-- TASK DIRECTIONS --
Set down all of the entries below exactly, and omit the pictures.

-- Entries from a dataset of interfaces --
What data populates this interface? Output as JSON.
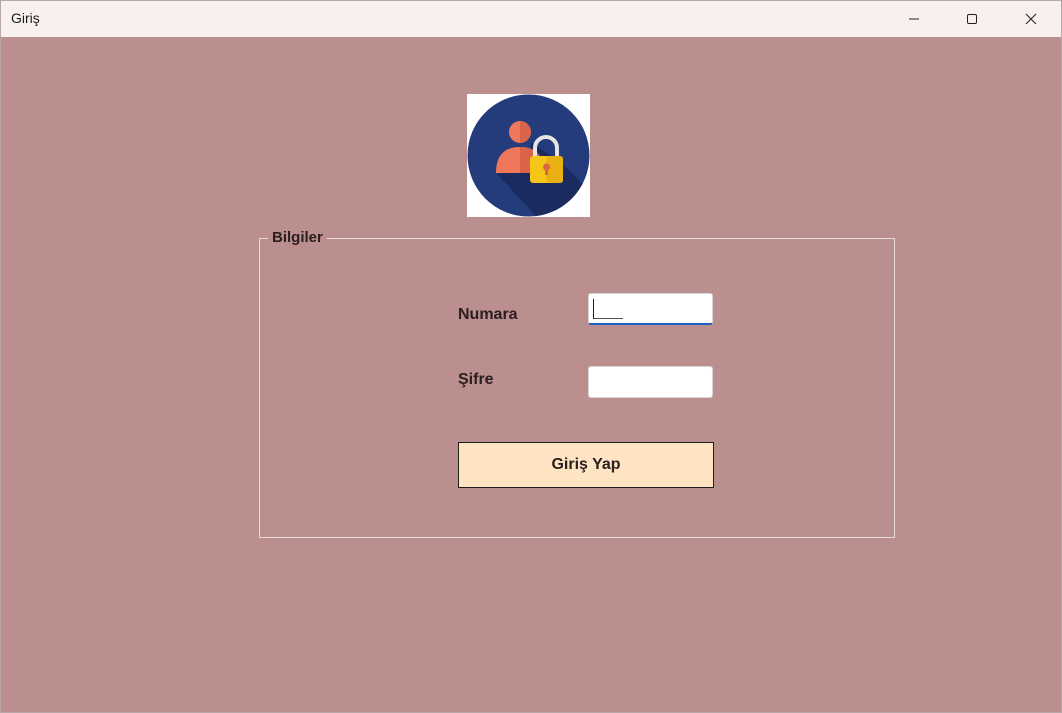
{
  "window": {
    "title": "Giriş",
    "background": "#bc8f8f",
    "controls": {
      "minimize_icon": "minimize-icon",
      "maximize_icon": "maximize-icon",
      "close_icon": "close-icon"
    }
  },
  "logo": {
    "icon": "user-lock-icon",
    "colors": {
      "circle": "#253c7c",
      "shadow": "#1b2b60",
      "person": "#f0785a",
      "lock": "#f5c518"
    }
  },
  "form": {
    "group_title": "Bilgiler",
    "numara_label": "Numara",
    "sifre_label": "Şifre",
    "numara_value": "",
    "sifre_value": "",
    "submit_label": "Giriş Yap",
    "submit_color": "#ffe4c4"
  }
}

-- SOLUTION TO THIS TASK --
What data populates this interface? Output as JSON.
{
  "window": {
    "title": "Giriş",
    "background": "#bc8f8f",
    "controls": {
      "minimize_icon": "minimize-icon",
      "maximize_icon": "maximize-icon",
      "close_icon": "close-icon"
    }
  },
  "logo": {
    "icon": "user-lock-icon",
    "colors": {
      "circle": "#253c7c",
      "shadow": "#1b2b60",
      "person": "#f0785a",
      "lock": "#f5c518"
    }
  },
  "form": {
    "group_title": "Bilgiler",
    "numara_label": "Numara",
    "sifre_label": "Şifre",
    "numara_value": "",
    "sifre_value": "",
    "submit_label": "Giriş Yap",
    "submit_color": "#ffe4c4"
  }
}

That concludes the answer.